As the centre of the cyclone heads for the North Pole the isobars are tightening across the last refuge of multi-year sea ice north of the Canadian Arctic Archipelago and Greenland:
The area north of the East Siberian Sea that was predicted to bear the brunt of the wind and waves overnight is still covered in cloud. However the latest AMSR2 update from the University of Hamburg suggests that open water now stretches as far as 86 degrees north:
The skies over the northern Chukchi Sea have cleared to reveal this:
Some of the effects of the recent high winds can be judged by this Canadian Ice Service chart of ice concentration near the North Pole:
Arctic sea ice area continues to fall quickly for the time of year:
The recent dipole has finally caused some compaction of the scattered sea ice. Hence the high resolution AMSR2 extent is following suit and is now below last year’s minimum:
21 thoughts on “The Great Arctic Cyclone of 2016”
Thanks for the real-time update; following this closely. Curious whether the combination of wind, waves, and subsurface melt will be sufficient to cause a large ice detachment from the main pack.

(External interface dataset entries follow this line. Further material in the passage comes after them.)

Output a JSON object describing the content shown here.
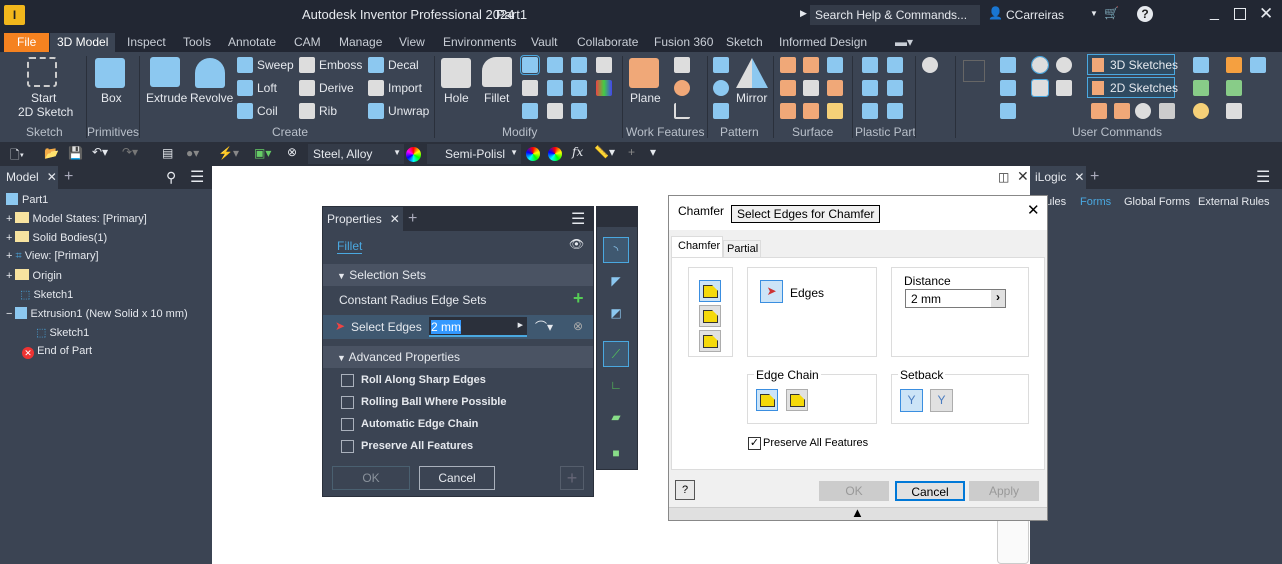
{
  "title": {
    "app": "Autodesk Inventor Professional 2024",
    "doc": "Part1",
    "search": "Search Help & Commands...",
    "user": "CCarreiras"
  },
  "tabs": [
    "File",
    "3D Model",
    "Inspect",
    "Tools",
    "Annotate",
    "CAM",
    "Manage",
    "View",
    "Environments",
    "Vault",
    "Collaborate",
    "Fusion 360",
    "Sketch",
    "Informed Design"
  ],
  "ribbon": {
    "sketch": {
      "btn1": "Start",
      "btn2": "2D Sketch",
      "label": "Sketch"
    },
    "primitives": {
      "btn": "Box",
      "label": "Primitives"
    },
    "create": {
      "extrude": "Extrude",
      "revolve": "Revolve",
      "sweep": "Sweep",
      "loft": "Loft",
      "coil": "Coil",
      "emboss": "Emboss",
      "derive": "Derive",
      "rib": "Rib",
      "decal": "Decal",
      "import": "Import",
      "unwrap": "Unwrap",
      "label": "Create"
    },
    "modify": {
      "hole": "Hole",
      "fillet": "Fillet",
      "label": "Modify"
    },
    "work": {
      "plane": "Plane",
      "label": "Work Features"
    },
    "pattern": {
      "mirror": "Mirror",
      "label": "Pattern"
    },
    "surface": {
      "label": "Surface"
    },
    "plastic": {
      "label": "Plastic Part"
    },
    "user": {
      "sk3d": "3D Sketches",
      "sk2d": "2D Sketches",
      "label": "User Commands"
    }
  },
  "qat": {
    "material": "Steel, Alloy",
    "appearance": "Semi-Polisl"
  },
  "browser": {
    "tab": "Model",
    "items": [
      "Part1",
      "Model States: [Primary]",
      "Solid Bodies(1)",
      "View: [Primary]",
      "Origin",
      "Sketch1",
      "Extrusion1 (New Solid x 10 mm)",
      "Sketch1",
      "End of Part"
    ]
  },
  "properties": {
    "tab": "Properties",
    "feature": "Fillet",
    "selection_sets": "Selection Sets",
    "edge_sets": "Constant Radius Edge Sets",
    "select_edges": "Select Edges",
    "radius": "2 mm",
    "advanced": "Advanced Properties",
    "options": [
      {
        "label": "Roll Along Sharp Edges",
        "checked": false
      },
      {
        "label": "Rolling Ball Where Possible",
        "checked": false
      },
      {
        "label": "Automatic Edge Chain",
        "checked": false
      },
      {
        "label": "Preserve All Features",
        "checked": false
      }
    ],
    "ok": "OK",
    "cancel": "Cancel"
  },
  "chamfer": {
    "title": "Chamfer",
    "tooltip": "Select Edges for Chamfer",
    "tab1": "Chamfer",
    "tab2": "Partial",
    "edges": "Edges",
    "distance_label": "Distance",
    "distance": "2 mm",
    "edge_chain": "Edge Chain",
    "setback": "Setback",
    "preserve": "Preserve All Features",
    "preserve_checked": true,
    "ok": "OK",
    "cancel": "Cancel",
    "apply": "Apply"
  },
  "ilogic": {
    "tab": "iLogic",
    "links": [
      "ules",
      "Forms",
      "Global Forms",
      "External Rules"
    ]
  },
  "colors": {
    "file_tab": "#f58220",
    "accent": "#4aa8e0",
    "panel": "#3b4453"
  }
}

File this under stranger than fiction…college flunk out Anthony Watts crawled out of hiding this morning and went postal on my alter ego Saul because yours truly asked for permission to share our exchanged emails with Peter Sinclair.

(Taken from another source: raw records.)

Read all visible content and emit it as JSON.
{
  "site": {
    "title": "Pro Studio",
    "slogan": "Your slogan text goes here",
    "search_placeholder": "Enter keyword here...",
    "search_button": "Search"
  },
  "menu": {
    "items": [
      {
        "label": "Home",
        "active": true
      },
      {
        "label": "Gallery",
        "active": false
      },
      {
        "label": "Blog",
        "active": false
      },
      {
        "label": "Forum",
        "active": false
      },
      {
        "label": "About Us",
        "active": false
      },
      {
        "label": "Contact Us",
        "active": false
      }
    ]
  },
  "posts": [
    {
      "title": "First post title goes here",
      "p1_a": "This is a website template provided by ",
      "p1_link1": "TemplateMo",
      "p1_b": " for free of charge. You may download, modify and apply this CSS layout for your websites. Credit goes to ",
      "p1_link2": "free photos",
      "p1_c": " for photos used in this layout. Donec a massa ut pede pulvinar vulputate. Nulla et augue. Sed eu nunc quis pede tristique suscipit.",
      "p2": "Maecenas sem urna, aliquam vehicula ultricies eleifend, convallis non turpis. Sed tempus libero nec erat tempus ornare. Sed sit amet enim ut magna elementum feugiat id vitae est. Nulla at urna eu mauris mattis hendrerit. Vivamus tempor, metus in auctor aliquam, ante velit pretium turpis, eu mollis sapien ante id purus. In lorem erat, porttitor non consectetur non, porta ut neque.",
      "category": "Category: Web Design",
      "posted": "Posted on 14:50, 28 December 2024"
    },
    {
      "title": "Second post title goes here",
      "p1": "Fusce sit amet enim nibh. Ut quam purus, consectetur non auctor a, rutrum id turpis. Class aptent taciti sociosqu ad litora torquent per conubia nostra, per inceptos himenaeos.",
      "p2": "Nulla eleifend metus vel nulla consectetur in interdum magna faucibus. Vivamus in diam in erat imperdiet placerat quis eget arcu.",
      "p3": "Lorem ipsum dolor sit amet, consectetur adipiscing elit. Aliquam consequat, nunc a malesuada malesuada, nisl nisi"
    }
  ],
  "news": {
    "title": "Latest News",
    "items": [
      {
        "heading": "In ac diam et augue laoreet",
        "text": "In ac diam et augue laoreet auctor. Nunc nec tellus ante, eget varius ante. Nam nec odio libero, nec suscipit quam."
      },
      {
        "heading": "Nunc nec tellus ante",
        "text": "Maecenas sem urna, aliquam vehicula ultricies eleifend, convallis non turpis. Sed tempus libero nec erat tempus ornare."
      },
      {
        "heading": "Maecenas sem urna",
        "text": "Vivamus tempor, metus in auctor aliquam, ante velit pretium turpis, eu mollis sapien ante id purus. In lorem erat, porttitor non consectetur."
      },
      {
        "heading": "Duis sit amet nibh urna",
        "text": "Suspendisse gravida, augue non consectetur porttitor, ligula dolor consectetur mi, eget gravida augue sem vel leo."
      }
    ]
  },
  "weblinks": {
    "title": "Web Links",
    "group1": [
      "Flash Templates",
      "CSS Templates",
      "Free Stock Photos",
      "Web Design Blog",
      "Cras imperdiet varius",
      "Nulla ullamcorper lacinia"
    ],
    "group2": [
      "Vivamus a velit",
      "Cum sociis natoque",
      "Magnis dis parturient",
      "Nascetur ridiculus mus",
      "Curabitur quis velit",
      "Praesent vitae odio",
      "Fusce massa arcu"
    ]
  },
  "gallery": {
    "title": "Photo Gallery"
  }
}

In spite of, or more likely because of my numerous warnings, he has become a #GAC16 denier. I am afraid that will cost him a 42 day timeout… he is the one and only member of my twitter mute list.

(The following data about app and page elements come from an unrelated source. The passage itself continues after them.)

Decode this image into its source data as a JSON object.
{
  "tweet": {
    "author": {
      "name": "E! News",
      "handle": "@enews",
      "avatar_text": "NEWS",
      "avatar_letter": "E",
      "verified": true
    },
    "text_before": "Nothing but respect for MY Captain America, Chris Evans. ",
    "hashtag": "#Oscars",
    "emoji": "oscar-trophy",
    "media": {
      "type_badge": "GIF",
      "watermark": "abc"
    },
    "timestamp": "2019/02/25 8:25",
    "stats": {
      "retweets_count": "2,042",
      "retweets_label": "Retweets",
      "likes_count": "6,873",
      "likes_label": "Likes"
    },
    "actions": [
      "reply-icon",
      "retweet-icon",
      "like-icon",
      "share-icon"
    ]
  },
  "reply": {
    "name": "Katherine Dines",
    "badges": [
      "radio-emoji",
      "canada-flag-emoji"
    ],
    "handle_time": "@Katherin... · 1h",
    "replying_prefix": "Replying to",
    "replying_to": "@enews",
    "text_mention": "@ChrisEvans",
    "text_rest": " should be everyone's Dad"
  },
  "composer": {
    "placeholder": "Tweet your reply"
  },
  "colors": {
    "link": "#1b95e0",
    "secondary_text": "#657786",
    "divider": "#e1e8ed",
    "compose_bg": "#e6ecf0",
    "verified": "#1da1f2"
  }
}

The 12Z are worse than the overnights
On the topic of “stranger than fiction”, the old conspiracy theory bollocks continues to amaze …
Jim, I notice from your arctic sea ice AREA graph that there’s been a huge loss of around 400 sq km over just 3 days. 2016 is now challenging 2012 for the record low.
Quite so Bill.
See the latest update above.
I overestimated the loss of ice. Having found Wipneus’ data I see it’s actually 320,000 sq km in 3 days. Nevertheless, remarkable for the time of year.
Another 133.5 sq km has disappeared since yesterday.
Jim, in my personal version of reality the storm will be with us for quite a bit longer…time will tell
Quite so Reggie.
See the latest update above.
Dipole next week?
Briefly at least, if the forecast is accurate!
O ye of little faith…
happy are those who see and believe
We may be close to witnessing the spinning (spooling ?) up of a BT over Greenland…
may be on the persistent side and hang around
Should that BT last longer than a few days a certain (almost) eponymously named ice shelf will be damaged
Right, I’m probably going to slap my forehead, but, in the above context, what does “BT” stand for?
@ William Anura
your twitter has answer
Reggie’s world famous “BlowTorch”!
Ah, so it’s not British Telecom or Bovey Tracey.
Not being a twitter user, I missed out on the “blowtorch” reference.
I think I’ll forego the forehead slapping for once.
Will continuing cyclonic activity impact volume measurement? Eckman pumping and wave action through open water and ice rubble should result in lower volume although I’m not sure satellite altimetry will be able to differentiate in rough sea conditions. Wider error bars for August?
At this time of the year we only have “volume modelling” rather than “volume measurement”. That will have to wait for CryoSat 2 and SMOS “thickness measurement” to restart in the Autumn.
No doubt somebody will correct me if I’m wrong, but as far as I am aware the PIOMAS model does not directly concern itself with wave/ice interaction, although it does assimilate sea ice concentration in order to try and get a better handle on thickness.
The NSIDC have published the latest edition of their Arctic Sea Ice News. The effects of waves on sea ice during the Great Arctic Cyclone are discussed at length: